• **What the task requires**: Leave the images aside and output every entry exactly.

=-=-=

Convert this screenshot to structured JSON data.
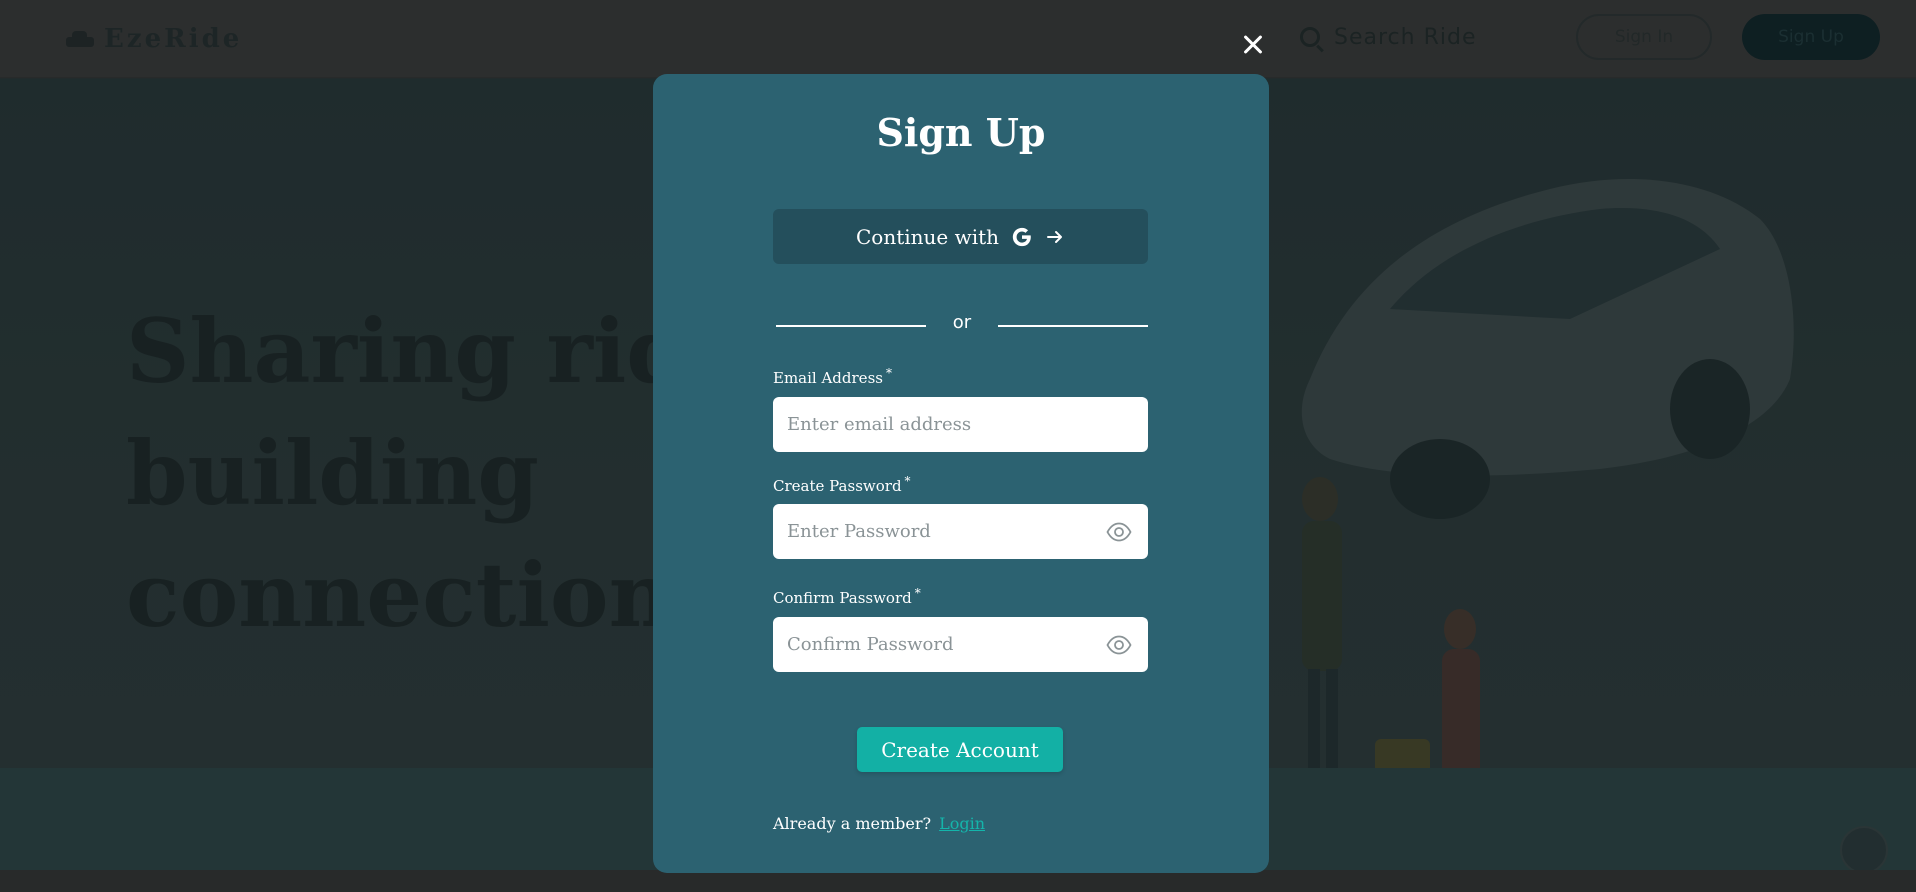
{
  "background": {
    "logo_text": "EzeRide",
    "search_placeholder": "Search Ride",
    "signin_label": "Sign In",
    "signup_label": "Sign Up",
    "hero_title_lines": [
      "Sharing rides,",
      "building",
      "connections"
    ]
  },
  "modal": {
    "title": "Sign Up",
    "google_button_label": "Continue with",
    "divider_text": "or",
    "fields": {
      "email": {
        "label": "Email Address",
        "required_mark": "*",
        "placeholder": "Enter email address",
        "value": ""
      },
      "password": {
        "label": "Create Password",
        "required_mark": "*",
        "placeholder": "Enter Password",
        "value": ""
      },
      "confirm": {
        "label": "Confirm Password",
        "required_mark": "*",
        "placeholder": "Confirm Password",
        "value": ""
      }
    },
    "submit_label": "Create Account",
    "member_prompt": "Already a member?",
    "login_link": "Login"
  },
  "icons": {
    "close": "close-icon",
    "google": "google-icon",
    "arrow": "arrow-right-icon",
    "eye": "eye-icon"
  },
  "colors": {
    "modal_bg": "#2c6271",
    "google_btn_bg": "#244f5c",
    "primary_button": "#13b0a5",
    "link": "#14b5ab",
    "overlay_dark": "#2a3537"
  }
}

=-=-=

• **Result**:
Convert this screenshot to structured JSON data.
{
  "background": {
    "logo_text": "EzeRide",
    "search_placeholder": "Search Ride",
    "signin_label": "Sign In",
    "signup_label": "Sign Up",
    "hero_title_lines": [
      "Sharing rides,",
      "building",
      "connections"
    ]
  },
  "modal": {
    "title": "Sign Up",
    "google_button_label": "Continue with",
    "divider_text": "or",
    "fields": {
      "email": {
        "label": "Email Address",
        "required_mark": "*",
        "placeholder": "Enter email address",
        "value": ""
      },
      "password": {
        "label": "Create Password",
        "required_mark": "*",
        "placeholder": "Enter Password",
        "value": ""
      },
      "confirm": {
        "label": "Confirm Password",
        "required_mark": "*",
        "placeholder": "Confirm Password",
        "value": ""
      }
    },
    "submit_label": "Create Account",
    "member_prompt": "Already a member?",
    "login_link": "Login"
  },
  "icons": {
    "close": "close-icon",
    "google": "google-icon",
    "arrow": "arrow-right-icon",
    "eye": "eye-icon"
  },
  "colors": {
    "modal_bg": "#2c6271",
    "google_btn_bg": "#244f5c",
    "primary_button": "#13b0a5",
    "link": "#14b5ab",
    "overlay_dark": "#2a3537"
  }
}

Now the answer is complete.